TRY IT:
Would you repeat the listing exactly but omit every picture?

==============================

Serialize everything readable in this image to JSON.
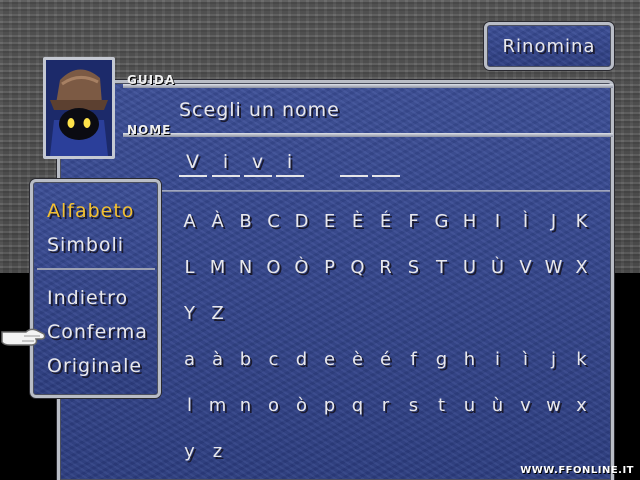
{
  "screen": {
    "title_button": "Rinomina",
    "guide_label": "GUIDA",
    "guide_text": "Scegli un nome",
    "name_label": "NOME",
    "name_slots": [
      "V",
      "i",
      "v",
      "i",
      "",
      "",
      ""
    ],
    "name_cursor_index": 5
  },
  "menu": {
    "categories": [
      {
        "label": "Alfabeto",
        "selected": true
      },
      {
        "label": "Simboli",
        "selected": false
      }
    ],
    "commands": [
      "Indietro",
      "Conferma",
      "Originale"
    ],
    "pointer_at": "Conferma"
  },
  "glyph_rows": [
    [
      "A",
      "À",
      "B",
      "C",
      "D",
      "E",
      "È",
      "É",
      "F",
      "G",
      "H",
      "I",
      "Ì",
      "J",
      "K"
    ],
    [
      "L",
      "M",
      "N",
      "O",
      "Ò",
      "P",
      "Q",
      "R",
      "S",
      "T",
      "U",
      "Ù",
      "V",
      "W",
      "X"
    ],
    [
      "Y",
      "Z"
    ],
    [
      "a",
      "à",
      "b",
      "c",
      "d",
      "e",
      "è",
      "é",
      "f",
      "g",
      "h",
      "i",
      "ì",
      "j",
      "k"
    ],
    [
      "l",
      "m",
      "n",
      "o",
      "ò",
      "p",
      "q",
      "r",
      "s",
      "t",
      "u",
      "ù",
      "v",
      "w",
      "x"
    ],
    [
      "y",
      "z"
    ]
  ],
  "watermark": "WWW.FFONLINE.IT",
  "colors": {
    "window_blue": "#34468c",
    "border": "#b9bdc6",
    "selected_text": "#f3c030",
    "text": "#e8e8ec"
  }
}
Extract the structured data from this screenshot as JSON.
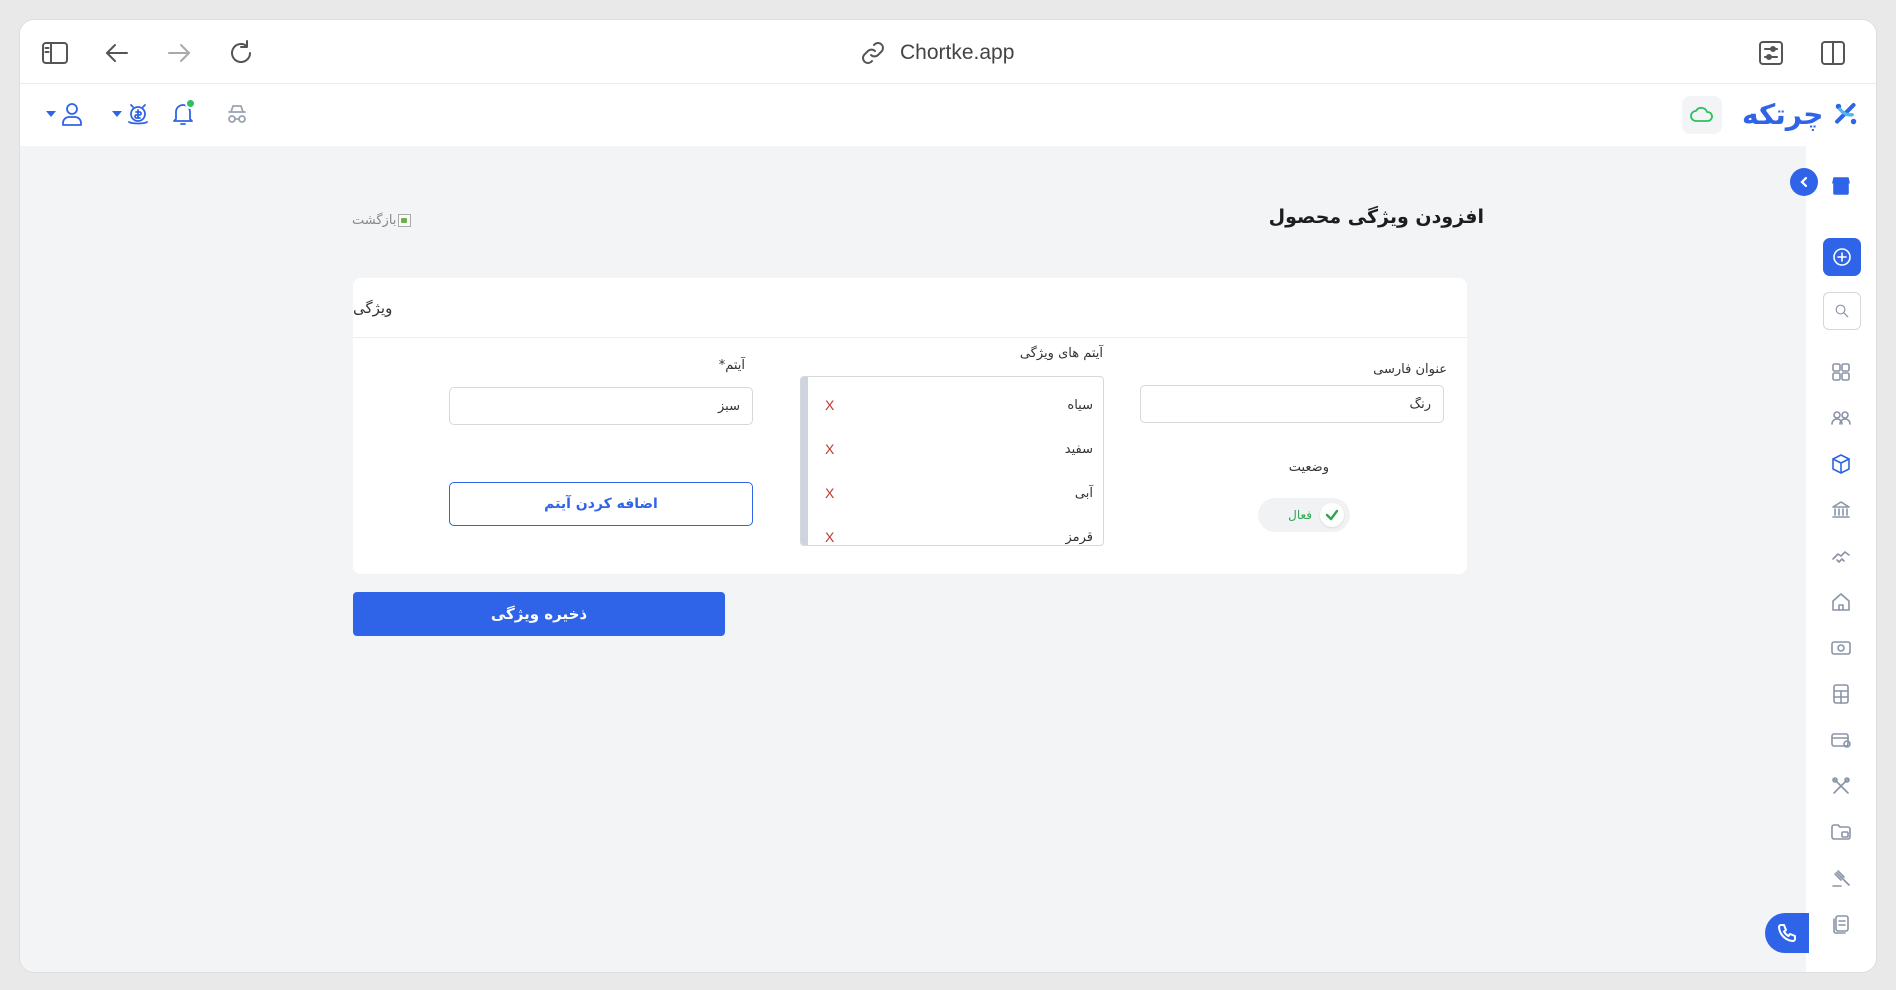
{
  "browser": {
    "url": "Chortke.app"
  },
  "header": {
    "brand_name": "چرتکه"
  },
  "page": {
    "title": "افزودن ویژگی محصول",
    "back_label": "بازگشت"
  },
  "card": {
    "title": "ویژگی",
    "persian_title_label": "عنوان فارسی",
    "persian_title_value": "رنگ",
    "status_label": "وضعیت",
    "status_value": "فعال",
    "items_label": "آیتم های ویژگی",
    "items": [
      {
        "value": "سیاه",
        "remove": "X"
      },
      {
        "value": "سفید",
        "remove": "X"
      },
      {
        "value": "آبی",
        "remove": "X"
      },
      {
        "value": "قرمز",
        "remove": "X"
      }
    ],
    "item_label": "آیتم*",
    "item_value": "سبز",
    "add_item_label": "اضافه کردن آیتم"
  },
  "actions": {
    "save_label": "ذخیره ویژگی"
  },
  "colors": {
    "accent": "#2f64e8",
    "success": "#2fbf5c",
    "danger": "#c0392b",
    "background": "#f3f4f6"
  }
}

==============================

FINAL ANSWER:
Serialize everything readable in this image to JSON.
{
  "screen": {
    "title_button": "Rinomina",
    "guide_label": "GUIDA",
    "guide_text": "Scegli un nome",
    "name_label": "NOME",
    "name_slots": [
      "V",
      "i",
      "v",
      "i",
      "",
      "",
      ""
    ],
    "name_cursor_index": 5
  },
  "menu": {
    "categories": [
      {
        "label": "Alfabeto",
        "selected": true
      },
      {
        "label": "Simboli",
        "selected": false
      }
    ],
    "commands": [
      "Indietro",
      "Conferma",
      "Originale"
    ],
    "pointer_at": "Conferma"
  },
  "glyph_rows": [
    [
      "A",
      "À",
      "B",
      "C",
      "D",
      "E",
      "È",
      "É",
      "F",
      "G",
      "H",
      "I",
      "Ì",
      "J",
      "K"
    ],
    [
      "L",
      "M",
      "N",
      "O",
      "Ò",
      "P",
      "Q",
      "R",
      "S",
      "T",
      "U",
      "Ù",
      "V",
      "W",
      "X"
    ],
    [
      "Y",
      "Z"
    ],
    [
      "a",
      "à",
      "b",
      "c",
      "d",
      "e",
      "è",
      "é",
      "f",
      "g",
      "h",
      "i",
      "ì",
      "j",
      "k"
    ],
    [
      "l",
      "m",
      "n",
      "o",
      "ò",
      "p",
      "q",
      "r",
      "s",
      "t",
      "u",
      "ù",
      "v",
      "w",
      "x"
    ],
    [
      "y",
      "z"
    ]
  ],
  "watermark": "WWW.FFONLINE.IT",
  "colors": {
    "window_blue": "#34468c",
    "border": "#b9bdc6",
    "selected_text": "#f3c030",
    "text": "#e8e8ec"
  }
}
Extract the structured data from this screenshot as JSON.
{
  "browser": {
    "url": "Chortke.app"
  },
  "header": {
    "brand_name": "چرتکه"
  },
  "page": {
    "title": "افزودن ویژگی محصول",
    "back_label": "بازگشت"
  },
  "card": {
    "title": "ویژگی",
    "persian_title_label": "عنوان فارسی",
    "persian_title_value": "رنگ",
    "status_label": "وضعیت",
    "status_value": "فعال",
    "items_label": "آیتم های ویژگی",
    "items": [
      {
        "value": "سیاه",
        "remove": "X"
      },
      {
        "value": "سفید",
        "remove": "X"
      },
      {
        "value": "آبی",
        "remove": "X"
      },
      {
        "value": "قرمز",
        "remove": "X"
      }
    ],
    "item_label": "آیتم*",
    "item_value": "سبز",
    "add_item_label": "اضافه کردن آیتم"
  },
  "actions": {
    "save_label": "ذخیره ویژگی"
  },
  "colors": {
    "accent": "#2f64e8",
    "success": "#2fbf5c",
    "danger": "#c0392b",
    "background": "#f3f4f6"
  }
}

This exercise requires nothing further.